  • Break the drill entirely and go into sparring, and then try to go back into hubud.

There are essentially an infinite number of options just waiting to be discovered.  The more one can introduce variation to how the core training is applied, the easier it is to deal with a new situation.  Learning how to use your techniques against the widest variety of variables is a great way to develop and integrate them.

Email us HERE

The Basic Feed
Although there is a wide variety of possible strikes, the initial practice makes use of a slap or chopping motion to the side of the head

 

 

Grey strikes, White Parries

White moves his right hand into position...

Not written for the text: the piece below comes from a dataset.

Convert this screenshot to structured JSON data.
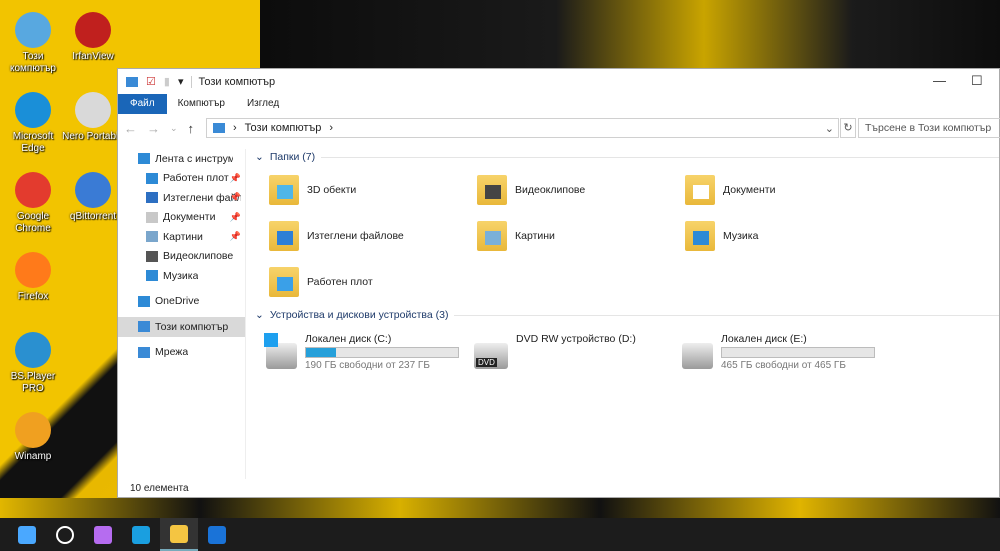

...to manoeuver Grey's arm out of the way

White presses down with his left hand as a controlling measure

Still monitoring Grey's right, White prepares a strike with his own right hand

Grey parries White's strike and the drill repeats with Grey blocking, passing, trapping and counterstriking.

 

   

Siling Labuyo Arnis Curriculum

Contrary to popular belief, Filipino Martial Arts aren't just about weapons training.  In fact, a large part of training time in Siling Labuyo Arnis is devoted to use of the empty hands.  After all, they are the tools that you will always have available to you, so you might as well learn how to use them.

Our curriculum is the antithesis of the set-in-stone dogmatism that one might see in some schools, intentionally so.  We would rather work with the attributes of the student, the abilities they've developed, and the resources they bring to class rather than some arbitrary list of techniques.  The curriculum isn't standardized, because students aren't standardized either.

There are three major areas to our training: Empty Hands, Sticks, and Blades. All of these interact to a large degree - holding a weapon in one hand doesn't mean that the other hand is now unable to punch or grab.

Empty Hands
There are two major components to the empty handed curriculum: 

  • Striking - punches, kicks, elbows, knees and headbutts
  • Grappling - jointlocks, throws, takedowns, holds

Both striking and grappling are done standing, and on the ground.  As mentioned above, all of our areas of study interact, since it isn't difficult for a fight to suddenly end up in a situation where the combatants find themselves on the ground, wrestling over possession of a stick or knife.

Stick
The rattan stick is extremely common in FMA training, and is used both to train the uses of, and defences against, the common club.  It also serves as a 'stunt double' for larger bladed weapons (machete, axe, etc.) since we use mostly the same body mechanics (as explained here) and same striking angles, but the rattan allows for a greater degree of safety while training.

Knife
Since edged weapons are extremely common, learning how to deal with them makes a great deal of sense.  The knife develops quick reactions, sensitivity and agile footwork.

Other
As mentioned, the above three areas form the bulk of the Siling Labuyo Arnis curriculum.  However, there are a plethora of other weapons applications that we feel deserve some attention, both for skill development, and for familiarity with uncommon weapons. 

  • Double Stick
  • Long stick (4 feet and longer)
  • Stick and Dagger (or any other unmatched weapon combination)
  • Palm stick (approximately 6 inches long)
  • Flexible weapons (such as a chain)
  • Projectile weapons (throwing knife, axe, nails)

 

Email us HERE